BARCELONA • Hundreds of thousands of Catalans have taken to the streets to demand that their region break away from Spain, pressuring pro-independence leaders to unite and iron out differences over their secession plan.
Crowds waved red and yellow striped Catalan flags in Barcelona and four other cities on the region's national day, the "Diada", which marks the conquest of Barcelona by Spain's King Philip V in 1714.
Local police estimated that 800,000 people had taken part on Sunday but Spain's central government, which fiercely opposes Catalan independence, put turnout at around 370,000.
Many wore white T-shirts with the slogan "Ready" in Catalan, highlighting their belief that the northwestern region of 7.5 million people was already prepared to be its own country.

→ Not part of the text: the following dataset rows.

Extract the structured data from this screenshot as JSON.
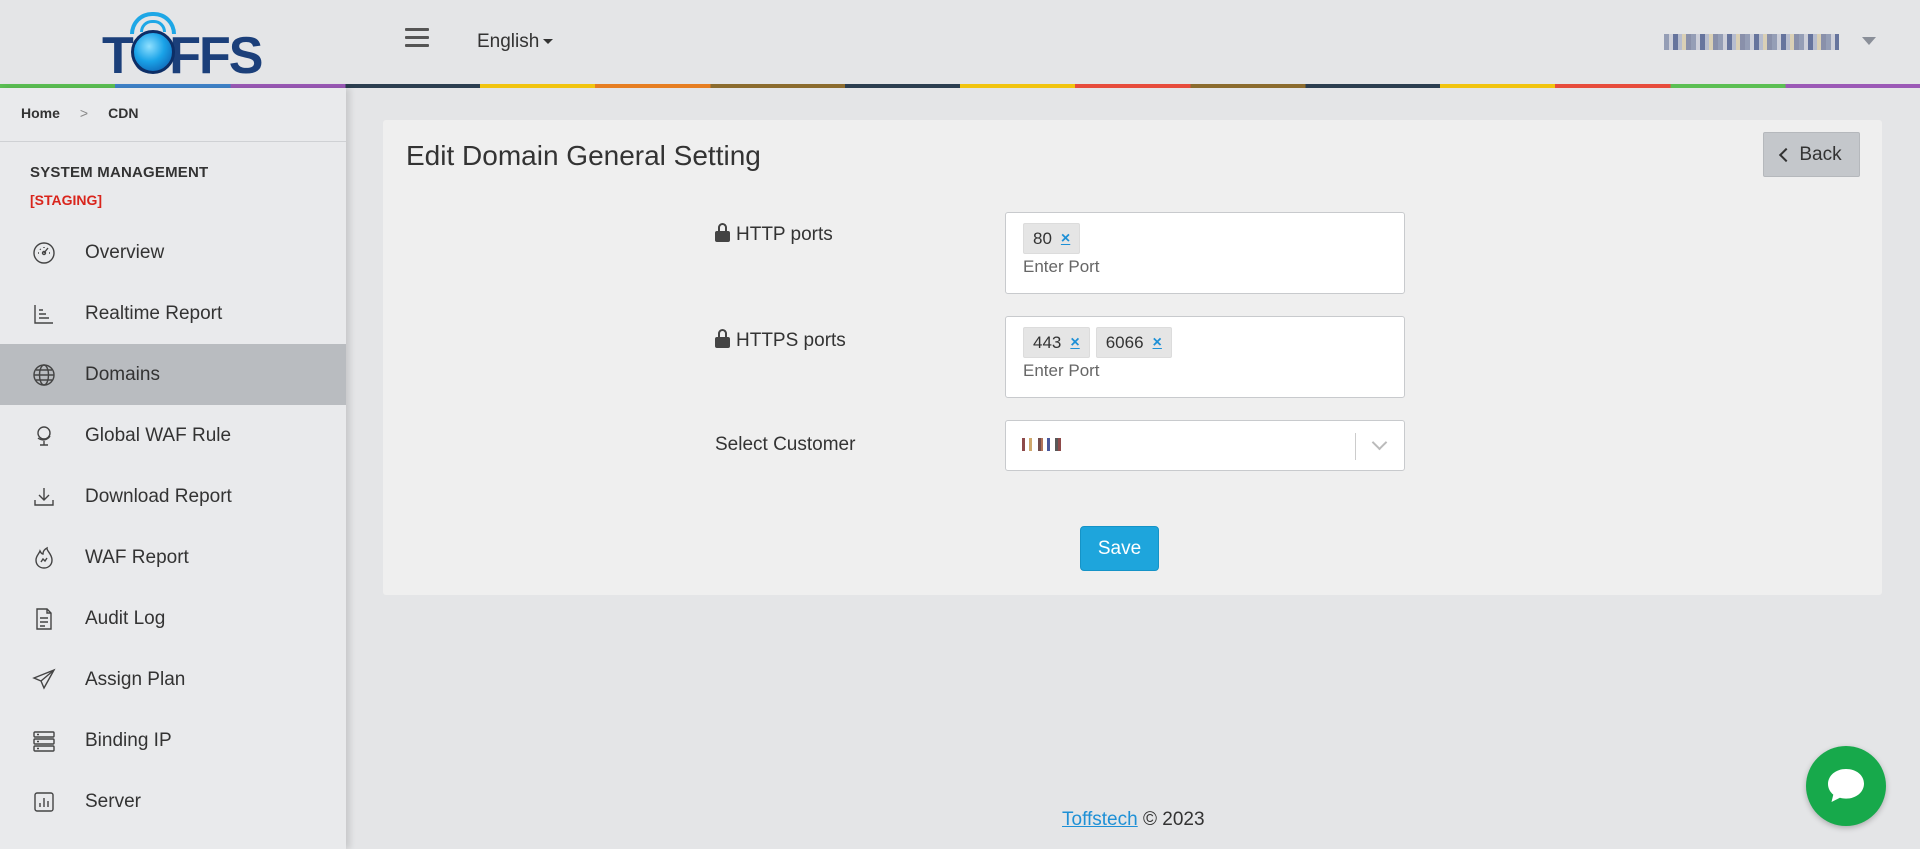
{
  "header": {
    "logo_text": "TOFFS",
    "language": "English",
    "user_email": "████████████████"
  },
  "sidebar": {
    "breadcrumb": [
      "Home",
      "CDN"
    ],
    "section_title": "SYSTEM MANAGEMENT",
    "environment_badge": "[STAGING]",
    "items": [
      {
        "label": "Overview",
        "icon": "dashboard-gauge-icon"
      },
      {
        "label": "Realtime Report",
        "icon": "bar-chart-icon"
      },
      {
        "label": "Domains",
        "icon": "globe-icon",
        "active": true
      },
      {
        "label": "Global WAF Rule",
        "icon": "globe-stand-icon"
      },
      {
        "label": "Download Report",
        "icon": "download-icon"
      },
      {
        "label": "WAF Report",
        "icon": "flame-icon"
      },
      {
        "label": "Audit Log",
        "icon": "document-icon"
      },
      {
        "label": "Assign Plan",
        "icon": "paper-plane-icon"
      },
      {
        "label": "Binding IP",
        "icon": "server-stack-icon"
      },
      {
        "label": "Server",
        "icon": "chart-square-icon"
      }
    ]
  },
  "main": {
    "title": "Edit Domain General Setting",
    "back_label": "Back",
    "http_label": "HTTP ports",
    "http_ports": [
      "80"
    ],
    "https_label": "HTTPS ports",
    "https_ports": [
      "443",
      "6066"
    ],
    "port_placeholder": "Enter Port",
    "customer_label": "Select Customer",
    "save_label": "Save"
  },
  "footer": {
    "company": "Toffstech",
    "copyright": "© 2023"
  },
  "colors": {
    "primary_button": "#1ea5dc",
    "staging_red": "#d9251c",
    "chat_green": "#17a94b"
  }
}
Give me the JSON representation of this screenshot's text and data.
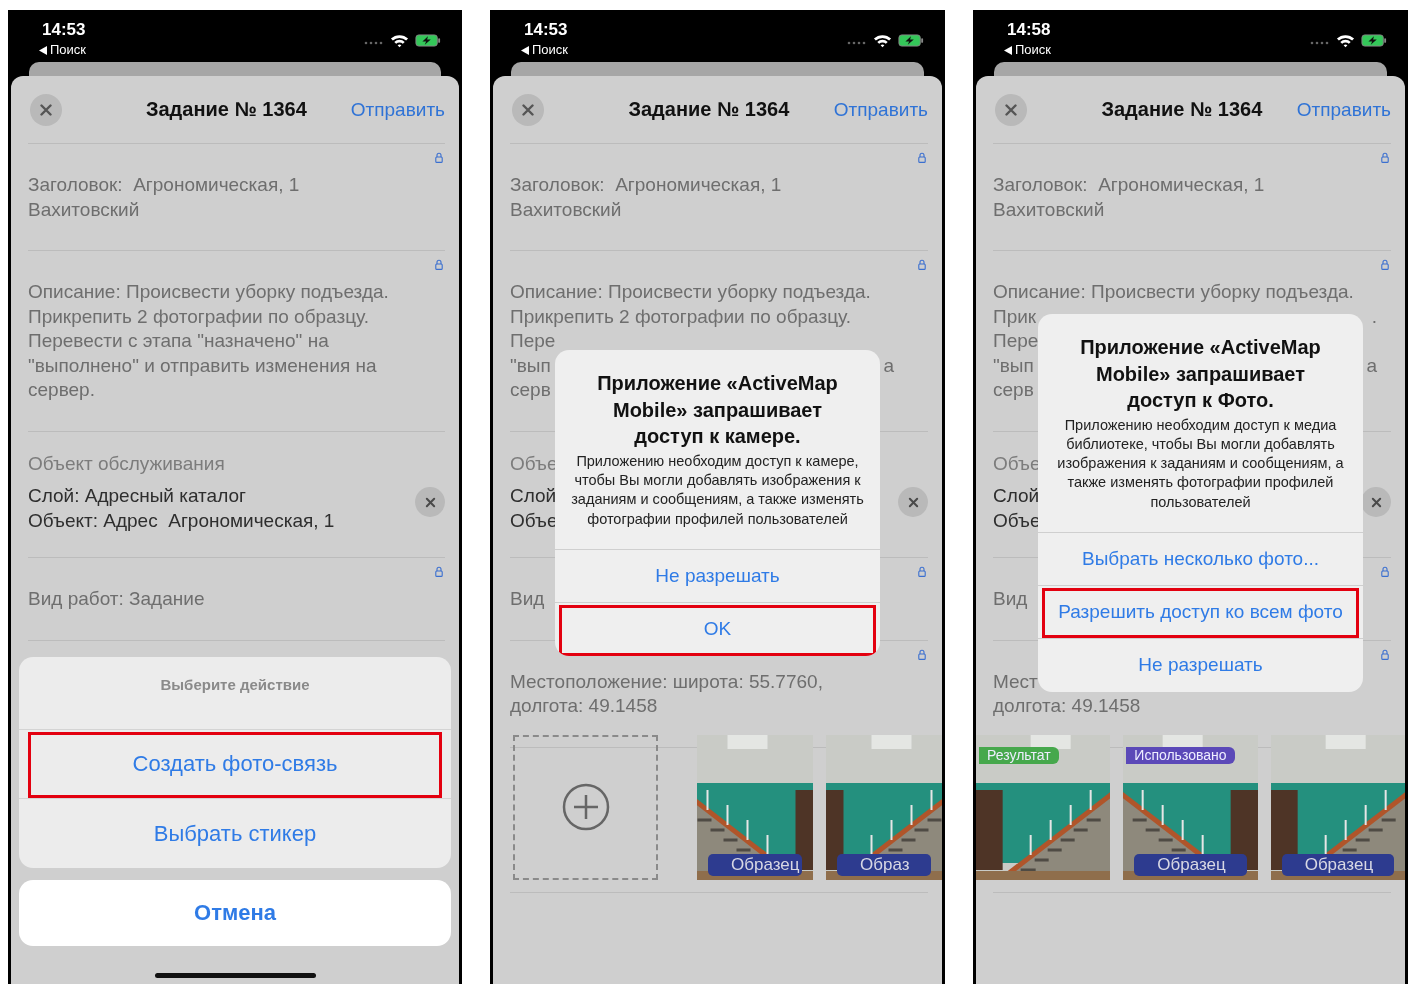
{
  "phones": [
    {
      "status": {
        "time": "14:53",
        "back": "Поиск"
      },
      "header": {
        "title": "Задание № 1364",
        "action": "Отправить"
      },
      "home_indicator": true,
      "sections": [
        {
          "kind": "field",
          "locked": true,
          "lines": [
            {
              "text": "Заголовок:  Агрономическая, 1"
            },
            {
              "text": "Вахитовский"
            }
          ]
        },
        {
          "kind": "field",
          "locked": true,
          "lines": [
            {
              "text": "Описание: Происвести уборку подъезда."
            },
            {
              "text": "Прикрепить 2 фотографии по образцу."
            },
            {
              "text": "Перевести с этапа \"назначено\" на"
            },
            {
              "text": "\"выполнено\" и отправить изменения на"
            },
            {
              "text": "сервер."
            }
          ]
        },
        {
          "kind": "object",
          "label": "Объект обслуживания",
          "clearable": true,
          "lines": [
            {
              "text": "Слой: Адресный каталог"
            },
            {
              "text": "Объект: Адрес  Агрономическая, 1"
            }
          ]
        },
        {
          "kind": "field",
          "locked": true,
          "lines": [
            {
              "text": "Вид работ: Задание"
            }
          ]
        }
      ],
      "overlay": {
        "kind": "action_sheet",
        "title": "Выберите действие",
        "actions": [
          {
            "label": "Создать фото-связь",
            "highlighted": true
          },
          {
            "label": "Выбрать стикер",
            "highlighted": false
          }
        ],
        "cancel": "Отмена"
      }
    },
    {
      "status": {
        "time": "14:53",
        "back": "Поиск"
      },
      "header": {
        "title": "Задание № 1364",
        "action": "Отправить"
      },
      "sections": [
        {
          "kind": "field",
          "locked": true,
          "lines": [
            {
              "text": "Заголовок:  Агрономическая, 1"
            },
            {
              "text": "Вахитовский"
            }
          ]
        },
        {
          "kind": "field",
          "locked": true,
          "lines": [
            {
              "text": "Описание: Происвести уборку подъезда."
            },
            {
              "text": "Прикрепить 2 фотографии по образцу."
            },
            {
              "text": "Пере"
            },
            {
              "text": "\"вып",
              "right": "а"
            },
            {
              "text": "серв"
            }
          ]
        },
        {
          "kind": "object",
          "label": "Объе",
          "clearable": true,
          "lines": [
            {
              "text": "Слой"
            },
            {
              "text": "Объе"
            }
          ]
        },
        {
          "kind": "field",
          "locked": true,
          "lines": [
            {
              "text": "Вид"
            }
          ]
        },
        {
          "kind": "field",
          "locked": true,
          "lines": [
            {
              "text": "Местоположение: широта: 55.7760,"
            },
            {
              "text": "долгота: 49.1458"
            }
          ]
        },
        {
          "kind": "photos",
          "items": [
            {
              "kind": "add"
            },
            {
              "badges": [
                {
                  "text": "Образец",
                  "kind": "caption",
                  "color": "#2d3b8f"
                }
              ]
            },
            {
              "badges": [
                {
                  "text": "Образ",
                  "kind": "caption",
                  "color": "#2d3b8f"
                }
              ]
            }
          ]
        }
      ],
      "overlay": {
        "kind": "alert",
        "title": "Приложение «ActiveMap Mobile» запрашивает доступ к камере.",
        "message": "Приложению необходим доступ к камере, чтобы Вы могли добавлять изображения к заданиям и сообщениям, а также изменять фотографии профилей пользователей",
        "actions": [
          {
            "label": "Не разрешать",
            "highlighted": false
          },
          {
            "label": "OK",
            "highlighted": true
          }
        ]
      }
    },
    {
      "status": {
        "time": "14:58",
        "back": "Поиск"
      },
      "header": {
        "title": "Задание № 1364",
        "action": "Отправить"
      },
      "sections": [
        {
          "kind": "field",
          "locked": true,
          "lines": [
            {
              "text": "Заголовок:  Агрономическая, 1"
            },
            {
              "text": "Вахитовский"
            }
          ]
        },
        {
          "kind": "field",
          "locked": true,
          "lines": [
            {
              "text": "Описание: Происвести уборку подъезда."
            },
            {
              "text": "Прик",
              "right": "."
            },
            {
              "text": "Пере"
            },
            {
              "text": "\"вып",
              "right": "а"
            },
            {
              "text": "серв"
            }
          ]
        },
        {
          "kind": "object",
          "label": "Объе",
          "clearable": true,
          "lines": [
            {
              "text": "Слой"
            },
            {
              "text": "Объе"
            }
          ]
        },
        {
          "kind": "field",
          "locked": true,
          "lines": [
            {
              "text": "Вид"
            }
          ]
        },
        {
          "kind": "field",
          "locked": true,
          "lines": [
            {
              "text": "Мест"
            },
            {
              "text": "долгота: 49.1458"
            }
          ]
        },
        {
          "kind": "photos",
          "items": [
            {
              "badges": [
                {
                  "text": "Результат",
                  "kind": "tag",
                  "color": "#46a84c"
                }
              ]
            },
            {
              "badges": [
                {
                  "text": "Использовано",
                  "kind": "tag",
                  "color": "#5b49b8"
                },
                {
                  "text": "Образец",
                  "kind": "caption",
                  "color": "#2d3b8f"
                }
              ]
            },
            {
              "badges": [
                {
                  "text": "Образец",
                  "kind": "caption",
                  "color": "#2d3b8f"
                }
              ]
            }
          ]
        }
      ],
      "overlay": {
        "kind": "alert",
        "title": "Приложение «ActiveMap Mobile» запрашивает доступ к Фото.",
        "message": "Приложению необходим доступ к медиа библиотеке, чтобы Вы могли добавлять изображения к заданиям и сообщениям, а также изменять фотографии профилей пользователей",
        "actions": [
          {
            "label": "Выбрать несколько фото...",
            "highlighted": false
          },
          {
            "label": "Разрешить доступ ко всем фото",
            "highlighted": true
          },
          {
            "label": "Не разрешать",
            "highlighted": false
          }
        ]
      }
    }
  ]
}
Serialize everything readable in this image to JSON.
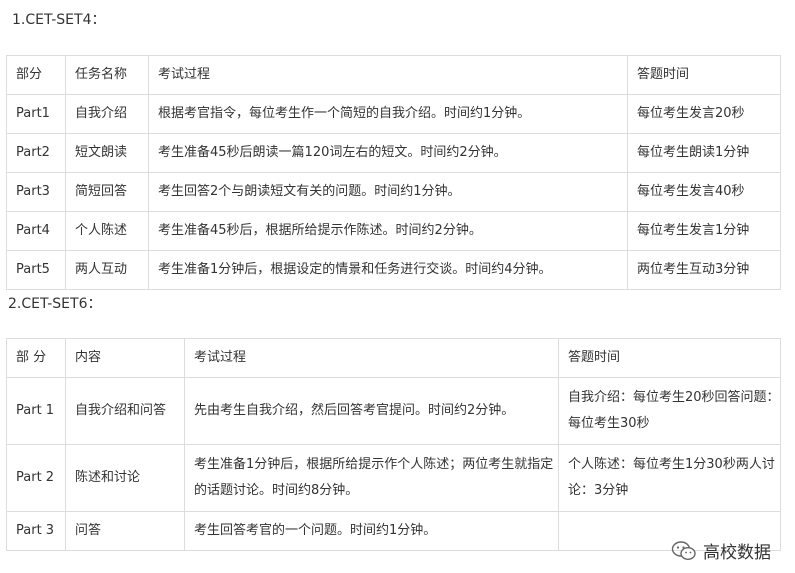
{
  "section1": {
    "title": "1.CET-SET4：",
    "headers": [
      "部分",
      "任务名称",
      "考试过程",
      "答题时间"
    ],
    "rows": [
      [
        "Part1",
        "自我介绍",
        "根据考官指令，每位考生作一个简短的自我介绍。时间约1分钟。",
        "每位考生发言20秒"
      ],
      [
        "Part2",
        "短文朗读",
        "考生准备45秒后朗读一篇120词左右的短文。时间约2分钟。",
        "每位考生朗读1分钟"
      ],
      [
        "Part3",
        "简短回答",
        "考生回答2个与朗读短文有关的问题。时间约1分钟。",
        "每位考生发言40秒"
      ],
      [
        "Part4",
        "个人陈述",
        "考生准备45秒后，根据所给提示作陈述。时间约2分钟。",
        "每位考生发言1分钟"
      ],
      [
        "Part5",
        "两人互动",
        "考生准备1分钟后，根据设定的情景和任务进行交谈。时间约4分钟。",
        "两位考生互动3分钟"
      ]
    ]
  },
  "section2": {
    "title": "2.CET-SET6：",
    "headers": [
      "部 分",
      "内容",
      "考试过程",
      "答题时间"
    ],
    "rows": [
      [
        "Part 1",
        "自我介绍和问答",
        "先由考生自我介绍，然后回答考官提问。时间约2分钟。",
        "自我介绍：每位考生20秒回答问题：每位考生30秒"
      ],
      [
        "Part 2",
        "陈述和讨论",
        "考生准备1分钟后，根据所给提示作个人陈述；两位考生就指定的话题讨论。时间约8分钟。",
        "个人陈述：每位考生1分30秒两人讨论：3分钟"
      ],
      [
        "Part 3",
        "问答",
        "考生回答考官的一个问题。时间约1分钟。",
        ""
      ]
    ]
  },
  "watermark": {
    "text": "高校数据",
    "icon": "wechat-icon"
  }
}
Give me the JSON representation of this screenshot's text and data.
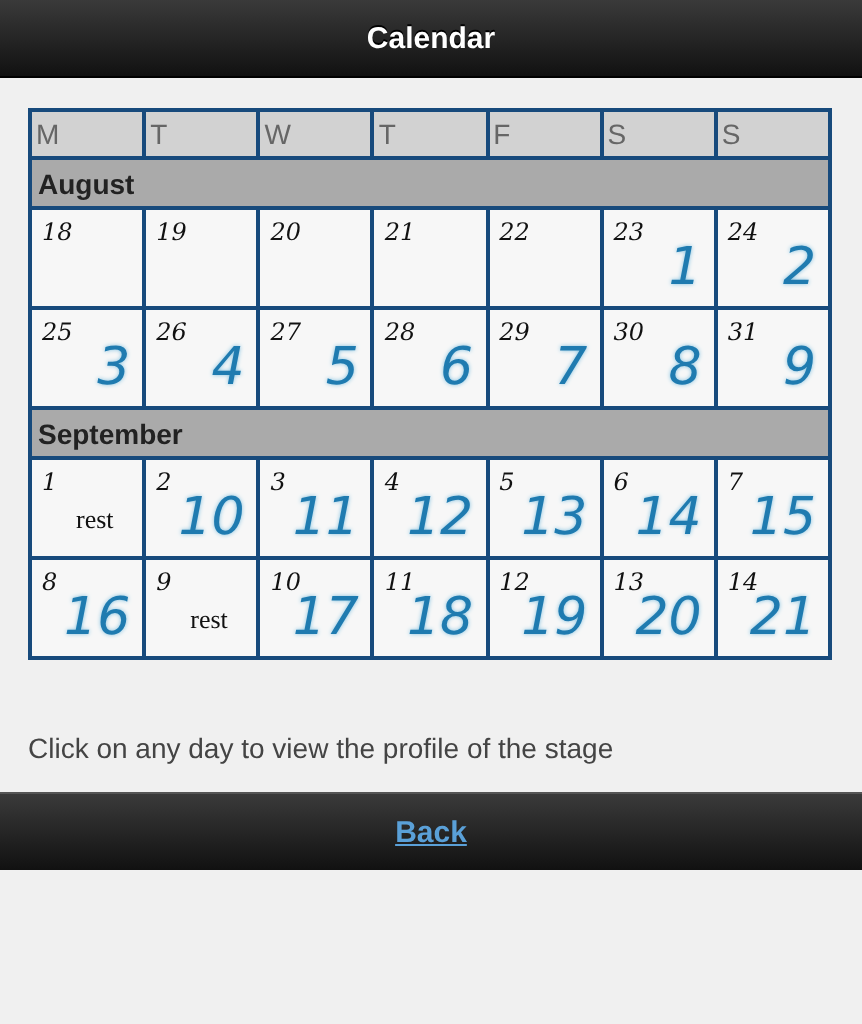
{
  "header": {
    "title": "Calendar"
  },
  "weekdays": [
    "M",
    "T",
    "W",
    "T",
    "F",
    "S",
    "S"
  ],
  "months": [
    {
      "name": "August",
      "weeks": [
        [
          {
            "kind": "plain",
            "day": "18"
          },
          {
            "kind": "plain",
            "day": "19"
          },
          {
            "kind": "plain",
            "day": "20"
          },
          {
            "kind": "plain",
            "day": "21"
          },
          {
            "kind": "plain",
            "day": "22"
          },
          {
            "kind": "stage",
            "day": "23",
            "stage": "1"
          },
          {
            "kind": "stage",
            "day": "24",
            "stage": "2"
          }
        ],
        [
          {
            "kind": "stage",
            "day": "25",
            "stage": "3"
          },
          {
            "kind": "stage",
            "day": "26",
            "stage": "4"
          },
          {
            "kind": "stage",
            "day": "27",
            "stage": "5"
          },
          {
            "kind": "stage",
            "day": "28",
            "stage": "6"
          },
          {
            "kind": "stage",
            "day": "29",
            "stage": "7"
          },
          {
            "kind": "stage",
            "day": "30",
            "stage": "8"
          },
          {
            "kind": "stage",
            "day": "31",
            "stage": "9"
          }
        ]
      ]
    },
    {
      "name": "September",
      "weeks": [
        [
          {
            "kind": "rest",
            "day": "1",
            "note": "rest"
          },
          {
            "kind": "stage",
            "day": "2",
            "stage": "10"
          },
          {
            "kind": "stage",
            "day": "3",
            "stage": "11"
          },
          {
            "kind": "stage",
            "day": "4",
            "stage": "12"
          },
          {
            "kind": "stage",
            "day": "5",
            "stage": "13"
          },
          {
            "kind": "stage",
            "day": "6",
            "stage": "14"
          },
          {
            "kind": "stage",
            "day": "7",
            "stage": "15"
          }
        ],
        [
          {
            "kind": "stage",
            "day": "8",
            "stage": "16"
          },
          {
            "kind": "rest",
            "day": "9",
            "note": "rest"
          },
          {
            "kind": "stage",
            "day": "10",
            "stage": "17"
          },
          {
            "kind": "stage",
            "day": "11",
            "stage": "18"
          },
          {
            "kind": "stage",
            "day": "12",
            "stage": "19"
          },
          {
            "kind": "stage",
            "day": "13",
            "stage": "20"
          },
          {
            "kind": "stage",
            "day": "14",
            "stage": "21"
          }
        ]
      ]
    }
  ],
  "hint": "Click on any day to view the profile of the stage",
  "footer": {
    "link": "Back"
  }
}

The run-up to the protest coincided with a rift between separatist parties just as they target independence for the region in mid-2017.
In the coming months, "critical decisions" regarding Catalonia's future will have to be taken, the head of the regional government of Catalonia, Mr Carles Puigdemont, told a meeting with foreign journalists before the rallies.
NOW'S THE TIME
Politicians say we are close, but we want to see it happen now.
MR XAVIER VALLVE, a researcher at the Barcelona rally, on moving the campaign along at a faster pace.
Catalonia is the main political challenge that Spain faces.
MR CARLES PUIGDEMONT, head of the regional government of Catalonia.
Catalan separatists have tried in vain for years to win approval from Spain's central government to hold an independence referendum like the one held in 2014 in Scotland, which resulted in a "no" vote.
After winning a clear majority in Catalonia's regional parliament for the first time ever last year, secessionist parties approved a plan to achieve independence in mid-2017. But the plan ran into trouble in June when Mr Puigdemont's coalition government lost the support of the tiny anti-capitalist party CUP which has the hardest line on independence. As a result, it lost its clear majority in the assembly.
The pro-independence camp hopes the mass protest will reunite and breathe new life into their campaign, which is moving along more slowly than many of its supporters would like.
"Politicians say we are close, but we want to see it happen now," said 60-year-old researcher Xavier Vallve at the rally in Barcelona.
Ms Carmen Santos, a 58-year-old civil servant, said she hoped this "Diada would be the last before independence".
Rallies were also held in the southern city of Tarragona, Berga in the centre, Salt in the north and Lleida in the east.
Mr Puigdemont urged Spain's central government to address Catalan concerns. "Catalonia is the main political challenge that Spain faces," he said.